──────── Provided material ────────
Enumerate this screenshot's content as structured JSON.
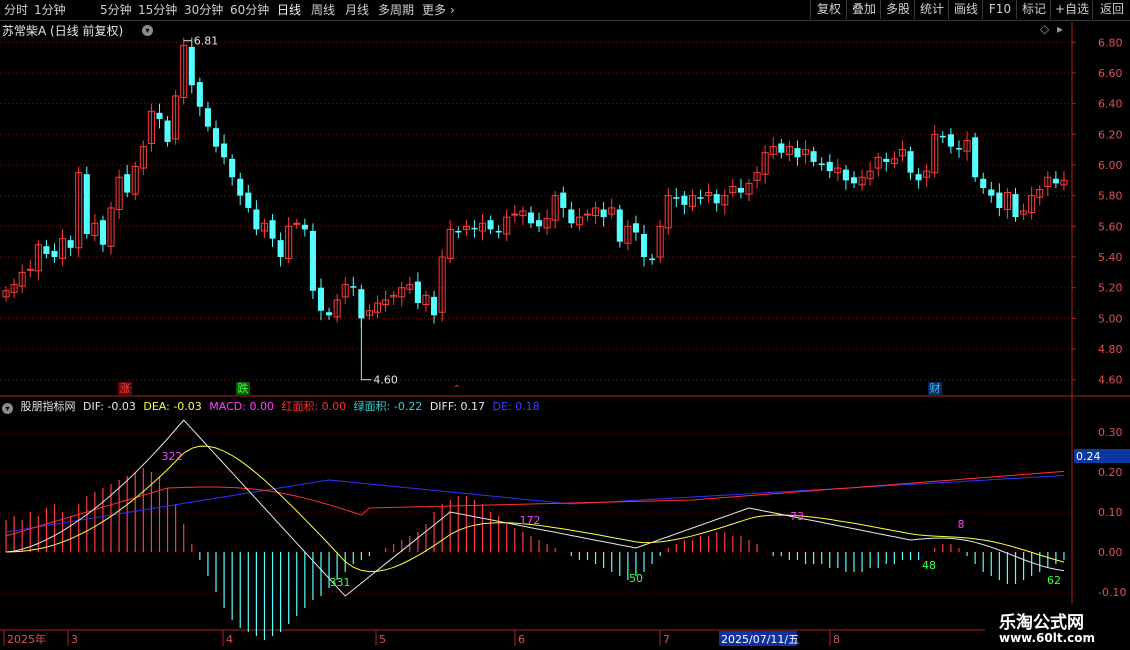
{
  "toolbar": {
    "periods": [
      "分时",
      "1分钟",
      "5分钟",
      "15分钟",
      "30分钟",
      "60分钟",
      "日线",
      "周线",
      "月线",
      "多周期",
      "更多"
    ],
    "active_period": "日线",
    "right_buttons": [
      "复权",
      "叠加",
      "多股",
      "统计",
      "画线",
      "F10",
      "标记",
      "+自选",
      "返回"
    ]
  },
  "stock": {
    "title": "苏常柴A (日线 前复权)"
  },
  "price_axis": {
    "ticks": [
      "6.80",
      "6.60",
      "6.40",
      "6.20",
      "6.00",
      "5.80",
      "5.60",
      "5.40",
      "5.20",
      "5.00",
      "4.80",
      "4.60"
    ],
    "range": [
      4.52,
      6.88
    ]
  },
  "price_labels": {
    "high": "6.81",
    "low": "4.60"
  },
  "event_tags": [
    {
      "text": "涨",
      "color": "#ff4040"
    },
    {
      "text": "跌",
      "color": "#40ff40"
    },
    {
      "text": "财",
      "color": "#40c0ff"
    }
  ],
  "indicator": {
    "name": "股朋指标网",
    "items": [
      {
        "label": "DIF: -0.03",
        "color": "#e8e8e8"
      },
      {
        "label": "DEA: -0.03",
        "color": "#ffff40"
      },
      {
        "label": "MACD: 0.00",
        "color": "#ff40ff"
      },
      {
        "label": "红面积: 0.00",
        "color": "#ff3030"
      },
      {
        "label": "绿面积: -0.22",
        "color": "#30d0d0"
      },
      {
        "label": "DIFF: 0.17",
        "color": "#e8e8e8"
      },
      {
        "label": "DE: 0.18",
        "color": "#4040ff"
      }
    ],
    "axis_ticks": [
      "0.30",
      "0.20",
      "0.10",
      "0.00",
      "-0.10"
    ],
    "current_value": "0.24",
    "area_labels": [
      {
        "text": "322",
        "color": "#ff40ff"
      },
      {
        "text": "331",
        "color": "#40ff40"
      },
      {
        "text": "172",
        "color": "#ff40ff"
      },
      {
        "text": "50",
        "color": "#40ff40"
      },
      {
        "text": "73",
        "color": "#ff40ff"
      },
      {
        "text": "48",
        "color": "#40ff40"
      },
      {
        "text": "8",
        "color": "#ff40ff"
      },
      {
        "text": "62",
        "color": "#40ff40"
      }
    ]
  },
  "date_axis": {
    "labels": [
      "2025年",
      "3",
      "4",
      "5",
      "6",
      "7",
      "8"
    ],
    "highlight": "2025/07/11/五"
  },
  "watermark": {
    "title": "乐淘公式网",
    "url": "www.60lt.com"
  },
  "colors": {
    "up": "#ff3b3b",
    "down": "#54ffff",
    "grid": "#7a1010",
    "axis": "#b02020"
  },
  "chart_data": {
    "type": "candlestick",
    "closes": [
      5.18,
      5.22,
      5.3,
      5.32,
      5.48,
      5.42,
      5.4,
      5.52,
      5.46,
      5.95,
      5.55,
      5.62,
      5.48,
      5.72,
      5.92,
      5.82,
      5.99,
      6.12,
      6.35,
      6.3,
      6.15,
      6.45,
      6.78,
      6.52,
      6.38,
      6.25,
      6.12,
      6.05,
      5.92,
      5.8,
      5.72,
      5.58,
      5.62,
      5.52,
      5.4,
      5.6,
      5.62,
      5.58,
      5.18,
      5.05,
      5.02,
      5.12,
      5.22,
      5.2,
      5.0,
      5.05,
      5.1,
      5.12,
      5.15,
      5.2,
      5.22,
      5.1,
      5.15,
      5.02,
      5.4,
      5.58,
      5.56,
      5.6,
      5.58,
      5.62,
      5.58,
      5.56,
      5.66,
      5.68,
      5.7,
      5.62,
      5.6,
      5.65,
      5.8,
      5.72,
      5.62,
      5.66,
      5.68,
      5.72,
      5.66,
      5.72,
      5.5,
      5.6,
      5.56,
      5.4,
      5.38,
      5.6,
      5.8,
      5.78,
      5.74,
      5.8,
      5.78,
      5.82,
      5.75,
      5.8,
      5.86,
      5.82,
      5.88,
      5.95,
      6.08,
      6.12,
      6.08,
      6.12,
      6.05,
      6.1,
      6.02,
      6.0,
      5.96,
      5.98,
      5.9,
      5.88,
      5.92,
      5.96,
      6.05,
      6.02,
      6.04,
      6.1,
      5.95,
      5.9,
      5.96,
      6.2,
      6.18,
      6.12,
      6.1,
      6.16,
      5.92,
      5.85,
      5.8,
      5.72,
      5.82,
      5.66,
      5.7,
      5.8,
      5.84,
      5.92,
      5.88,
      5.9
    ]
  }
}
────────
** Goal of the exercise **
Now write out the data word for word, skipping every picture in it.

** Final answer **
Enumerate this screenshot's content as structured JSON.
{
  "toolbar": {
    "periods": [
      "分时",
      "1分钟",
      "5分钟",
      "15分钟",
      "30分钟",
      "60分钟",
      "日线",
      "周线",
      "月线",
      "多周期",
      "更多"
    ],
    "active_period": "日线",
    "right_buttons": [
      "复权",
      "叠加",
      "多股",
      "统计",
      "画线",
      "F10",
      "标记",
      "+自选",
      "返回"
    ]
  },
  "stock": {
    "title": "苏常柴A (日线 前复权)"
  },
  "price_axis": {
    "ticks": [
      "6.80",
      "6.60",
      "6.40",
      "6.20",
      "6.00",
      "5.80",
      "5.60",
      "5.40",
      "5.20",
      "5.00",
      "4.80",
      "4.60"
    ],
    "range": [
      4.52,
      6.88
    ]
  },
  "price_labels": {
    "high": "6.81",
    "low": "4.60"
  },
  "event_tags": [
    {
      "text": "涨",
      "color": "#ff4040"
    },
    {
      "text": "跌",
      "color": "#40ff40"
    },
    {
      "text": "财",
      "color": "#40c0ff"
    }
  ],
  "indicator": {
    "name": "股朋指标网",
    "items": [
      {
        "label": "DIF: -0.03",
        "color": "#e8e8e8"
      },
      {
        "label": "DEA: -0.03",
        "color": "#ffff40"
      },
      {
        "label": "MACD: 0.00",
        "color": "#ff40ff"
      },
      {
        "label": "红面积: 0.00",
        "color": "#ff3030"
      },
      {
        "label": "绿面积: -0.22",
        "color": "#30d0d0"
      },
      {
        "label": "DIFF: 0.17",
        "color": "#e8e8e8"
      },
      {
        "label": "DE: 0.18",
        "color": "#4040ff"
      }
    ],
    "axis_ticks": [
      "0.30",
      "0.20",
      "0.10",
      "0.00",
      "-0.10"
    ],
    "current_value": "0.24",
    "area_labels": [
      {
        "text": "322",
        "color": "#ff40ff"
      },
      {
        "text": "331",
        "color": "#40ff40"
      },
      {
        "text": "172",
        "color": "#ff40ff"
      },
      {
        "text": "50",
        "color": "#40ff40"
      },
      {
        "text": "73",
        "color": "#ff40ff"
      },
      {
        "text": "48",
        "color": "#40ff40"
      },
      {
        "text": "8",
        "color": "#ff40ff"
      },
      {
        "text": "62",
        "color": "#40ff40"
      }
    ]
  },
  "date_axis": {
    "labels": [
      "2025年",
      "3",
      "4",
      "5",
      "6",
      "7",
      "8"
    ],
    "highlight": "2025/07/11/五"
  },
  "watermark": {
    "title": "乐淘公式网",
    "url": "www.60lt.com"
  },
  "colors": {
    "up": "#ff3b3b",
    "down": "#54ffff",
    "grid": "#7a1010",
    "axis": "#b02020"
  },
  "chart_data": {
    "type": "candlestick",
    "closes": [
      5.18,
      5.22,
      5.3,
      5.32,
      5.48,
      5.42,
      5.4,
      5.52,
      5.46,
      5.95,
      5.55,
      5.62,
      5.48,
      5.72,
      5.92,
      5.82,
      5.99,
      6.12,
      6.35,
      6.3,
      6.15,
      6.45,
      6.78,
      6.52,
      6.38,
      6.25,
      6.12,
      6.05,
      5.92,
      5.8,
      5.72,
      5.58,
      5.62,
      5.52,
      5.4,
      5.6,
      5.62,
      5.58,
      5.18,
      5.05,
      5.02,
      5.12,
      5.22,
      5.2,
      5.0,
      5.05,
      5.1,
      5.12,
      5.15,
      5.2,
      5.22,
      5.1,
      5.15,
      5.02,
      5.4,
      5.58,
      5.56,
      5.6,
      5.58,
      5.62,
      5.58,
      5.56,
      5.66,
      5.68,
      5.7,
      5.62,
      5.6,
      5.65,
      5.8,
      5.72,
      5.62,
      5.66,
      5.68,
      5.72,
      5.66,
      5.72,
      5.5,
      5.6,
      5.56,
      5.4,
      5.38,
      5.6,
      5.8,
      5.78,
      5.74,
      5.8,
      5.78,
      5.82,
      5.75,
      5.8,
      5.86,
      5.82,
      5.88,
      5.95,
      6.08,
      6.12,
      6.08,
      6.12,
      6.05,
      6.1,
      6.02,
      6.0,
      5.96,
      5.98,
      5.9,
      5.88,
      5.92,
      5.96,
      6.05,
      6.02,
      6.04,
      6.1,
      5.95,
      5.9,
      5.96,
      6.2,
      6.18,
      6.12,
      6.1,
      6.16,
      5.92,
      5.85,
      5.8,
      5.72,
      5.82,
      5.66,
      5.7,
      5.8,
      5.84,
      5.92,
      5.88,
      5.9
    ]
  }
}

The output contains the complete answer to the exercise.